In this three-year laboratory study, Supp isolated the HBD4 gene from donated tissue samples and transferred it into surface skin cells (keratinocytes) to give them enhanced infection-fighting abilities. These cells were then infected with pseudomonas aeruginosa, a type of bacteria found commonly in hospitals, and allowed to incubate. Analysis revealed that the genetically altered cells containing HBD4 were more resistant to microbial infections than the unaltered cells.

"If it proves effective in additional testing," Supp predicts, "this type of gene therapy could be a promising alternative infection control method for burn wounds."

Researchers hope to begin testing this approach in an animal model in early 2007.

Amanda Harper | EurekAlert!
Further information:
http://www.uc.edu

Further reports about: Infection Supp burn genetically graft skin

More articles from Life Sciences:

nachricht BigH1 -- The key histone for male fertility
14.12.2017 | Institute for Research in Biomedicine (IRB Barcelona)

nachricht Guardians of the Gate
14.12.2017 | Max-Planck-Institut für Biochemie

All articles from Life Sciences >>>

The most recent press releases about innovation >>>

Die letzten 5 Focus-News des innovations-reports im Überblick:

Im Focus: Long-lived storage of a photonic qubit for worldwide teleportation

MPQ scientists achieve long storage times for photonic quantum bits which break the lower bound for direct teleportation in a global quantum network.

Concerning the development of quantum memories for the realization of global quantum networks, scientists of the Quantum Dynamics Division led by Professor...

Im Focus: Electromagnetic water cloak eliminates drag and wake

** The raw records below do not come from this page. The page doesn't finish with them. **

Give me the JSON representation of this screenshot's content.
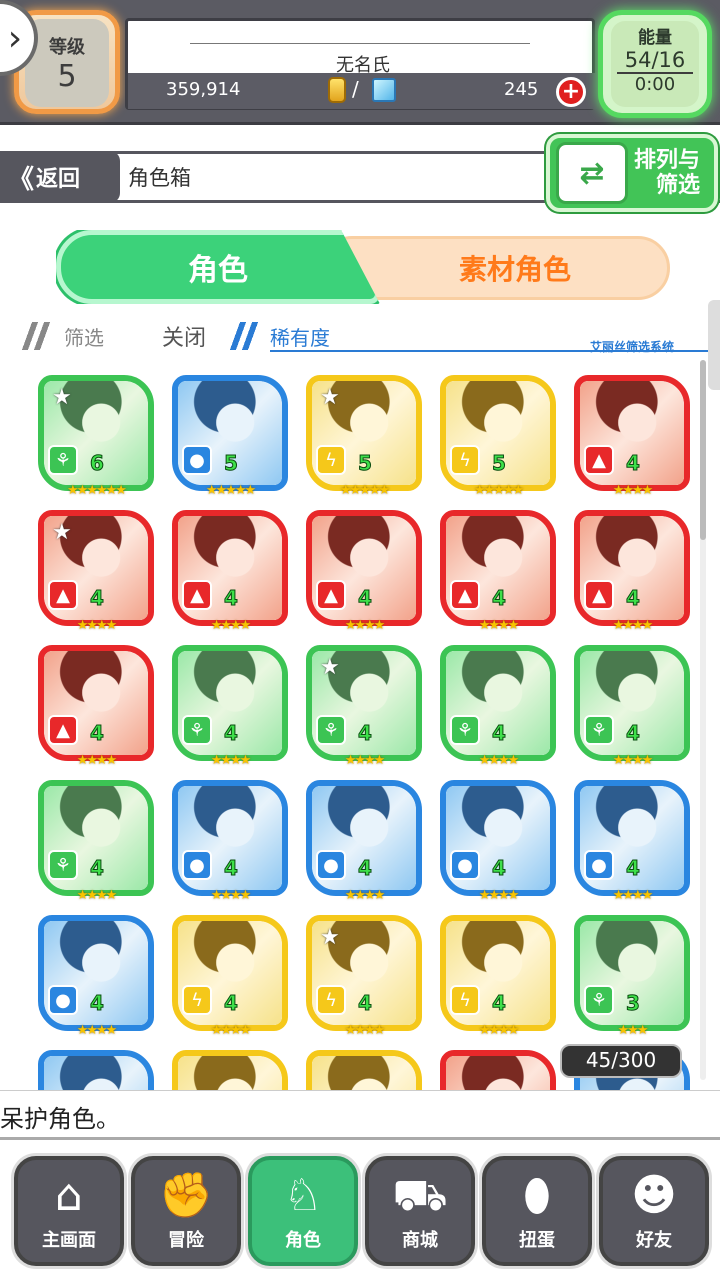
{
  "header": {
    "level_label": "等级",
    "level_value": "5",
    "player_name": "无名氏",
    "gold": "359,914",
    "slash": "/",
    "gems": "245",
    "plus": "+",
    "energy_label": "能量",
    "energy_value": "54/16",
    "energy_timer": "0:00",
    "menu_glyph": "›"
  },
  "nav_back": {
    "back_label": "返回",
    "back_glyph": "《",
    "title": "角色箱",
    "sort_label": "排列与筛选"
  },
  "tabs": [
    {
      "label": "角色"
    },
    {
      "label": "素材角色"
    }
  ],
  "filter": {
    "label": "筛选",
    "toggle": "关闭",
    "rarity": "稀有度",
    "system": "艾丽丝筛选系统"
  },
  "colors": {
    "green": "#3cc454",
    "blue": "#2a86e0",
    "yellow": "#f5c81a",
    "red": "#e8282a"
  },
  "cards": [
    {
      "element": "green",
      "icon": "leaf-icon",
      "level": "6",
      "stars": "★★★★★★",
      "fav": true
    },
    {
      "element": "blue",
      "icon": "water-icon",
      "level": "5",
      "stars": "★★★★★",
      "fav": false
    },
    {
      "element": "yellow",
      "icon": "thunder-icon",
      "level": "5",
      "stars": "★★★★★",
      "fav": true
    },
    {
      "element": "yellow",
      "icon": "thunder-icon",
      "level": "5",
      "stars": "★★★★★",
      "fav": false
    },
    {
      "element": "red",
      "icon": "fire-icon",
      "level": "4",
      "stars": "★★★★",
      "fav": false
    },
    {
      "element": "red",
      "icon": "fire-icon",
      "level": "4",
      "stars": "★★★★",
      "fav": true
    },
    {
      "element": "red",
      "icon": "fire-icon",
      "level": "4",
      "stars": "★★★★",
      "fav": false
    },
    {
      "element": "red",
      "icon": "fire-icon",
      "level": "4",
      "stars": "★★★★",
      "fav": false
    },
    {
      "element": "red",
      "icon": "fire-icon",
      "level": "4",
      "stars": "★★★★",
      "fav": false
    },
    {
      "element": "red",
      "icon": "fire-icon",
      "level": "4",
      "stars": "★★★★",
      "fav": false
    },
    {
      "element": "red",
      "icon": "fire-icon",
      "level": "4",
      "stars": "★★★★",
      "fav": false
    },
    {
      "element": "green",
      "icon": "leaf-icon",
      "level": "4",
      "stars": "★★★★",
      "fav": false
    },
    {
      "element": "green",
      "icon": "leaf-icon",
      "level": "4",
      "stars": "★★★★",
      "fav": true
    },
    {
      "element": "green",
      "icon": "leaf-icon",
      "level": "4",
      "stars": "★★★★",
      "fav": false
    },
    {
      "element": "green",
      "icon": "leaf-icon",
      "level": "4",
      "stars": "★★★★",
      "fav": false
    },
    {
      "element": "green",
      "icon": "leaf-icon",
      "level": "4",
      "stars": "★★★★",
      "fav": false
    },
    {
      "element": "blue",
      "icon": "water-icon",
      "level": "4",
      "stars": "★★★★",
      "fav": false
    },
    {
      "element": "blue",
      "icon": "water-icon",
      "level": "4",
      "stars": "★★★★",
      "fav": false
    },
    {
      "element": "blue",
      "icon": "water-icon",
      "level": "4",
      "stars": "★★★★",
      "fav": false
    },
    {
      "element": "blue",
      "icon": "water-icon",
      "level": "4",
      "stars": "★★★★",
      "fav": false
    },
    {
      "element": "blue",
      "icon": "water-icon",
      "level": "4",
      "stars": "★★★★",
      "fav": false
    },
    {
      "element": "yellow",
      "icon": "thunder-icon",
      "level": "4",
      "stars": "★★★★",
      "fav": false
    },
    {
      "element": "yellow",
      "icon": "thunder-icon",
      "level": "4",
      "stars": "★★★★",
      "fav": true
    },
    {
      "element": "yellow",
      "icon": "thunder-icon",
      "level": "4",
      "stars": "★★★★",
      "fav": false
    },
    {
      "element": "green",
      "icon": "leaf-icon",
      "level": "3",
      "stars": "★★★",
      "fav": false
    },
    {
      "element": "blue",
      "icon": "water-icon",
      "level": "",
      "stars": "",
      "fav": false
    },
    {
      "element": "yellow",
      "icon": "thunder-icon",
      "level": "",
      "stars": "",
      "fav": false
    },
    {
      "element": "yellow",
      "icon": "thunder-icon",
      "level": "",
      "stars": "",
      "fav": false
    },
    {
      "element": "red",
      "icon": "fire-icon",
      "level": "",
      "stars": "",
      "fav": false
    },
    {
      "element": "blue",
      "icon": "water-icon",
      "level": "",
      "stars": "",
      "fav": false
    }
  ],
  "box_count": "45/300",
  "hint": "呆护角色。",
  "bottom_nav": [
    {
      "label": "主画面",
      "icon": "home-icon",
      "glyph": "⌂",
      "active": false
    },
    {
      "label": "冒险",
      "icon": "handshake-icon",
      "glyph": "✊",
      "active": false
    },
    {
      "label": "角色",
      "icon": "bunny-icon",
      "glyph": "♘",
      "active": true
    },
    {
      "label": "商城",
      "icon": "cart-icon",
      "glyph": "⛟",
      "active": false
    },
    {
      "label": "扭蛋",
      "icon": "egg-icon",
      "glyph": "⬮",
      "active": false
    },
    {
      "label": "好友",
      "icon": "friends-icon",
      "glyph": "☻",
      "active": false
    }
  ]
}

Detailed calculations show water cloaks are feasible with today's technology

Researchers have developed a water cloaking concept based on electromagnetic forces that could eliminate an object's wake, greatly reducing its drag while...

Im Focus: Scientists channel graphene to understand filtration and ion transport into cells

Tiny pores at a cell's entryway act as miniature bouncers, letting in some electrically charged atoms--ions--but blocking others. Operating as exquisitely sensitive filters, these "ion channels" play a critical role in biological functions such as muscle contraction and the firing of brain cells.

To rapidly transport the right ions through the cell membrane, the tiny channels rely on a complex interplay between the ions and surrounding molecules,...

Im Focus: Towards data storage at the single molecule level

The miniaturization of the current technology of storage media is hindered by fundamental limits of quantum mechanics. A new approach consists in using so-called spin-crossover molecules as the smallest possible storage unit. Similar to normal hard drives, these special molecules can save information via their magnetic state. A research team from Kiel University has now managed to successfully place a new class of spin-crossover molecules onto a surface and to improve the molecule’s storage capacity. The storage density of conventional hard drives could therefore theoretically be increased by more than one hundred fold. The study has been published in the scientific journal Nano Letters.

Over the past few years, the building blocks of storage media have gotten ever smaller. But further miniaturization of the current technology is hindered by...

Im Focus: Successful Mechanical Testing of Nanowires

With innovative experiments, researchers at the Helmholtz-Zentrums Geesthacht and the Technical University Hamburg unravel why tiny metallic structures are extremely strong

Light-weight and simultaneously strong – porous metallic nanomaterials promise interesting applications as, for instance, for future aeroplanes with enhanced...

All Focus news of the innovation-report >>>

Anzeige

Anzeige

Event News

See, understand and experience the work of the future

11.12.2017 | Event News

Innovative strategies to tackle parasitic worms

08.12.2017 | Event News

AKL’18: The opportunities and challenges of digitalization in the laser industry

07.12.2017 | Event News

 
Latest News

Plasmonic biosensors enable development of new easy-to-use health tests

14.12.2017 | Health and Medicine

New type of smart windows use liquid to switch from clear to reflective

14.12.2017 | Physics and Astronomy

BigH1 -- The key histone for male fertility

14.12.2017 | Life Sciences

VideoLinks
B2B-VideoLinks
More VideoLinks >>>